- [Aim of the exercise] Those lines of the records that contain "icon" are to be located and copied.

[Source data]
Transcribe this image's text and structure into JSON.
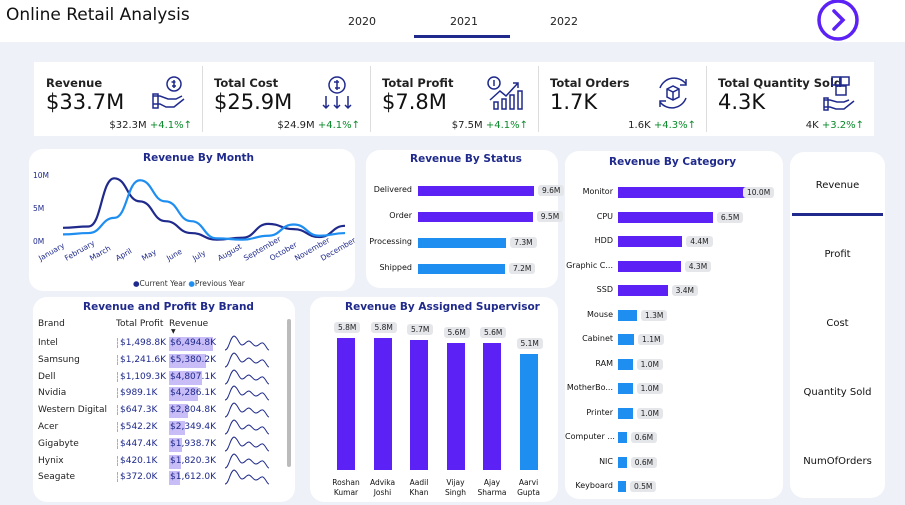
{
  "header": {
    "title": "Online Retail Analysis",
    "years": [
      "2020",
      "2021",
      "2022"
    ],
    "selected_year": "2021"
  },
  "kpis": [
    {
      "label": "Revenue",
      "value": "$33.7M",
      "prev": "$32.3M",
      "delta": "+4.1%↑",
      "icon": "money-hand-icon"
    },
    {
      "label": "Total Cost",
      "value": "$25.9M",
      "prev": "$24.9M",
      "delta": "+4.1%↑",
      "icon": "cost-down-icon"
    },
    {
      "label": "Total Profit",
      "value": "$7.8M",
      "prev": "$7.5M",
      "delta": "+4.1%↑",
      "icon": "profit-growth-icon"
    },
    {
      "label": "Total Orders",
      "value": "1.7K",
      "prev": "1.6K",
      "delta": "+4.3%↑",
      "icon": "orders-box-icon"
    },
    {
      "label": "Total Quantity Sold",
      "value": "4.3K",
      "prev": "4K",
      "delta": "+3.2%↑",
      "icon": "boxes-hand-icon"
    }
  ],
  "sidebar": {
    "items": [
      "Revenue",
      "Profit",
      "Cost",
      "Quantity Sold",
      "NumOfOrders"
    ],
    "selected": "Revenue"
  },
  "colors": {
    "dark_blue": "#1f2a8c",
    "purple": "#5b21f5",
    "light_blue": "#1f8ef1",
    "positive": "#0a8a2a"
  },
  "chart_data": [
    {
      "type": "line",
      "title": "Revenue By Month",
      "categories": [
        "January",
        "February",
        "March",
        "April",
        "May",
        "June",
        "July",
        "August",
        "September",
        "October",
        "November",
        "December"
      ],
      "yticks": [
        "10M",
        "5M",
        "0M"
      ],
      "ylim": [
        0,
        10
      ],
      "series": [
        {
          "name": "Current Year",
          "color": "#1f2a8c",
          "values": [
            2.0,
            2.2,
            9.5,
            6.0,
            3.0,
            1.2,
            0.2,
            0.5,
            2.6,
            1.8,
            0.6,
            2.3
          ]
        },
        {
          "name": "Previous Year",
          "color": "#1f8ef1",
          "values": [
            1.0,
            1.2,
            3.5,
            9.2,
            6.0,
            3.0,
            0.4,
            0.2,
            0.8,
            2.5,
            0.8,
            1.2
          ]
        }
      ],
      "legend": "bottom"
    },
    {
      "type": "bar",
      "title": "Revenue By Status",
      "categories": [
        "Delivered",
        "Order",
        "Processing",
        "Shipped"
      ],
      "values": [
        9.6,
        9.5,
        7.3,
        7.2
      ],
      "labels": [
        "9.6M",
        "9.5M",
        "7.3M",
        "7.2M"
      ],
      "colors": [
        "#5b21f5",
        "#5b21f5",
        "#1f8ef1",
        "#1f8ef1"
      ]
    },
    {
      "type": "bar",
      "title": "Revenue By Category",
      "categories": [
        "Monitor",
        "CPU",
        "HDD",
        "Graphic C...",
        "SSD",
        "Mouse",
        "Cabinet",
        "RAM",
        "MotherBo...",
        "Printer",
        "Computer ...",
        "NIC",
        "Keyboard"
      ],
      "values": [
        10.0,
        6.5,
        4.4,
        4.3,
        3.4,
        1.3,
        1.1,
        1.0,
        1.0,
        1.0,
        0.6,
        0.6,
        0.5
      ],
      "labels": [
        "10.0M",
        "6.5M",
        "4.4M",
        "4.3M",
        "3.4M",
        "1.3M",
        "1.1M",
        "1.0M",
        "1.0M",
        "1.0M",
        "0.6M",
        "0.6M",
        "0.5M"
      ]
    },
    {
      "type": "bar",
      "title": "Revenue By Assigned Supervisor",
      "categories": [
        "Roshan Kumar",
        "Advika Joshi",
        "Aadil Khan",
        "Vijay Singh",
        "Ajay Sharma",
        "Aarvi Gupta"
      ],
      "values": [
        5.8,
        5.8,
        5.7,
        5.6,
        5.6,
        5.1
      ],
      "labels": [
        "5.8M",
        "5.8M",
        "5.7M",
        "5.6M",
        "5.6M",
        "5.1M"
      ]
    },
    {
      "type": "table",
      "title": "Revenue and Profit By Brand",
      "columns": [
        "Brand",
        "Total Profit",
        "Revenue"
      ],
      "rows": [
        {
          "brand": "Intel",
          "profit": "$1,498.8K",
          "revenue": "$6,494.8K"
        },
        {
          "brand": "Samsung",
          "profit": "$1,241.6K",
          "revenue": "$5,380.2K"
        },
        {
          "brand": "Dell",
          "profit": "$1,109.3K",
          "revenue": "$4,807.1K"
        },
        {
          "brand": "Nvidia",
          "profit": "$989.1K",
          "revenue": "$4,286.1K"
        },
        {
          "brand": "Western Digital",
          "profit": "$647.3K",
          "revenue": "$2,804.8K"
        },
        {
          "brand": "Acer",
          "profit": "$542.2K",
          "revenue": "$2,349.4K"
        },
        {
          "brand": "Gigabyte",
          "profit": "$447.4K",
          "revenue": "$1,938.7K"
        },
        {
          "brand": "Hynix",
          "profit": "$420.1K",
          "revenue": "$1,820.3K"
        },
        {
          "brand": "Seagate",
          "profit": "$372.0K",
          "revenue": "$1,612.0K"
        }
      ],
      "revenue_fraction": [
        1.0,
        0.83,
        0.74,
        0.66,
        0.43,
        0.36,
        0.3,
        0.28,
        0.25
      ]
    }
  ]
}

- [Result]
      "icon": "money-hand-icon"
      "icon": "cost-down-icon"
      "icon": "profit-growth-icon"
      "icon": "orders-box-icon"
      "icon": "boxes-hand-icon"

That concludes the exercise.